BY JASMINE ELLIOT
Surgeon’s hands. Dextrous. Skilled. Perfected in the art of cutting. Tying. Suturing. Healing.
The ED physician’s brain. Quick. Agile. Perfected in rising to the task. In keeping people alive.
The interns. Acing exams. Answering questions on rounds. Typing notes.
Me. Room to grow. Not quite good enough. Still getting so much wrong.
I so strongly believed that perfect was what made a doctor good. Always knowing the answer. Putting patients first and leaving no stone un-meticulously-turned. How could I possibly fill the gleaming shoes of those before me?
I stared down this impossible task of shaping myself to fit the mould. If I couldn’t Cinderella my way to the glass slipper of perfection, I could sacrifice my toes in the fashion of her stepsisters. I worked harder. Pushed myself further. I leapt from tutorials to the gym, eating salads and staying up late studying. Arriving at the library as the doors were unlocked and staying until the security guards ushered us into the night. Despite all of this, when the marks finally descended on my inbox, I inevitably hated the numbers I so strongly believed reflected the investment I had made.
How were they all so effortlessly perfect, a flight of swans, gliding gracefully across the surface of the lake?
I remember earlier this year, listening to a lecture during orientation. I internally scoffed when we were told learning the bare minimum was enough – that the goal wasn’t to know it all, but enough to pass the exams, to stay out of ‘looking stupid’ but to accept our limitations.
But then I walked into the hospital, and after a few weeks I started leaving my rose-tinted glasses at the revolving doors.
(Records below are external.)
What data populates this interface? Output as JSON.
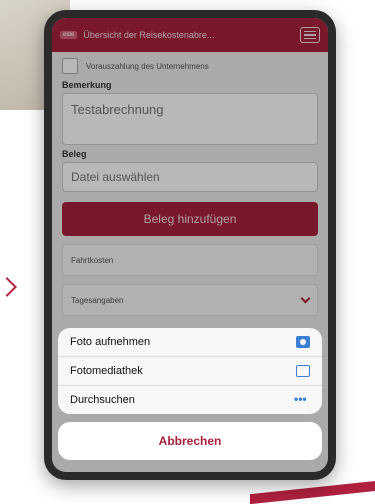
{
  "header": {
    "badge": "elde",
    "title": "Übersicht der Reisekostenabre..."
  },
  "form": {
    "prepayment_label": "Vorauszahlung des Unternehmens",
    "remark_label": "Bemerkung",
    "remark_value": "Testabrechnung",
    "receipt_label": "Beleg",
    "file_placeholder": "Datei auswählen",
    "add_receipt_button": "Beleg hinzufügen"
  },
  "sections": [
    {
      "label": "Fahrtkosten"
    },
    {
      "label": "Tagesangaben"
    }
  ],
  "action_sheet": {
    "items": [
      {
        "label": "Foto aufnehmen",
        "icon": "camera-icon"
      },
      {
        "label": "Fotomediathek",
        "icon": "folder-icon"
      },
      {
        "label": "Durchsuchen",
        "icon": "more-icon"
      }
    ],
    "cancel_label": "Abbrechen"
  },
  "colors": {
    "brand": "#a8203c",
    "ios_blue": "#3b7ed6"
  }
}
The surgeon’s hands were not perfect, they hit nerves and cut vessels.
The ED physicians ordered the wrong tests, left patients waiting and missed diagnoses.
The interns weren’t perfect doctors, but often perfect at the art of disguise, faking it until they make it. But ‘making it’ wasn’t perfection anymore.
I saw them as swans, gliding across the lake, barely displacing a ripple. But behind the illusion, underneath the lake, was a hospital of health professionals paddling like hell. Stirring up the water, the algae and probably annoying some turtles.
Beyond those revolving doors I gained an insight into the role of humanity in softening the angles of perfect. That in the mistakes of others lay relatability and rapport. I discovered that perfecting the art of medicine is accepting imperfection.
It’s accepting that the artery wasn’t meant to be cut, dealing with the bleed and moving on.
It’s asking for help from colleagues in the hospital, our friends and family in the home.
My feet were never meant to fit into the shoes I left at the doorway to becoming a health professional. No one’s feet are meant to fit those shoes.
The clinical orientation lecturer quoted Voltaire – “perfect is the enemy of good.” It’s an easy ideal to shout from the rooftops and tout in writing competition entries, but seeing those around me face the same daily battle with perfection, I know that we’ll never welcome it into our own homes as easily. We’ll keep chasing the dream. The 100% and the thrill of achievement. But if we strive for perfect, we will never be good enough.
Good enough is the doctor that saves lives.
Good enough is the doctor whose patient raves about them to friends and family.
Good enough is the doctor who brings babies into the world and holds their hands as they leave.
In the pursuit of good, we must sacrifice perfect and let best be the caterpillar that metamorphosises into better.
Because even flawless has flaws.